> **Your instructions**
Find each line below containing the word "feedback" and copy it.

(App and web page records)
◇ ◇ ◇ ◇

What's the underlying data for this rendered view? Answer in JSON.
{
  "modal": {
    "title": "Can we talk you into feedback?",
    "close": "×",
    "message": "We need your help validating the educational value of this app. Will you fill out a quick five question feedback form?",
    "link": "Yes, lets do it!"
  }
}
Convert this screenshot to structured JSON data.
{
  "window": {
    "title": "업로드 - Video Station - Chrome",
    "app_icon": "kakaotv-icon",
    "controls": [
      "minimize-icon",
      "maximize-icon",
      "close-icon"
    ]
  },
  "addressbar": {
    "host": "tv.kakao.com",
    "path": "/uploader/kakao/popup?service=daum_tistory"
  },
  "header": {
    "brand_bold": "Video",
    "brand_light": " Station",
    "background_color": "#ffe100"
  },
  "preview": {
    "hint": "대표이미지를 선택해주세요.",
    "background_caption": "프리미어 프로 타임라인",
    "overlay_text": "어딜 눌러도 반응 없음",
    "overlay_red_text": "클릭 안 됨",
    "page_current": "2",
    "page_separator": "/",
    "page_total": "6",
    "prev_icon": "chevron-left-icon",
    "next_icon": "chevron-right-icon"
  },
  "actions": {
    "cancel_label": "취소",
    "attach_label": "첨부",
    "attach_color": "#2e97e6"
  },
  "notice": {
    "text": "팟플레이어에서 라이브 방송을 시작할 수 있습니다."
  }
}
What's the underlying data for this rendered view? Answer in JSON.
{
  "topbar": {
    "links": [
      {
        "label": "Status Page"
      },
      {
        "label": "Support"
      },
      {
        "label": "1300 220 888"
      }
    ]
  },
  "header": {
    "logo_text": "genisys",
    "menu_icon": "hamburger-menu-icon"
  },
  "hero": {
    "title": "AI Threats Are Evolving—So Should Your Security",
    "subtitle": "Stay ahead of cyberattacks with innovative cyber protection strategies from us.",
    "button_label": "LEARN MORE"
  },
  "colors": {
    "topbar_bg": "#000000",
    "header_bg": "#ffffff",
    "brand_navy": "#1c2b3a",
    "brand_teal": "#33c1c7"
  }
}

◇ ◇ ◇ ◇

> **The completed task**
    "title": "Can we talk you into feedback?",
    "message": "We need your help validating the educational value of this app. Will you fill out a quick five question feedback form?",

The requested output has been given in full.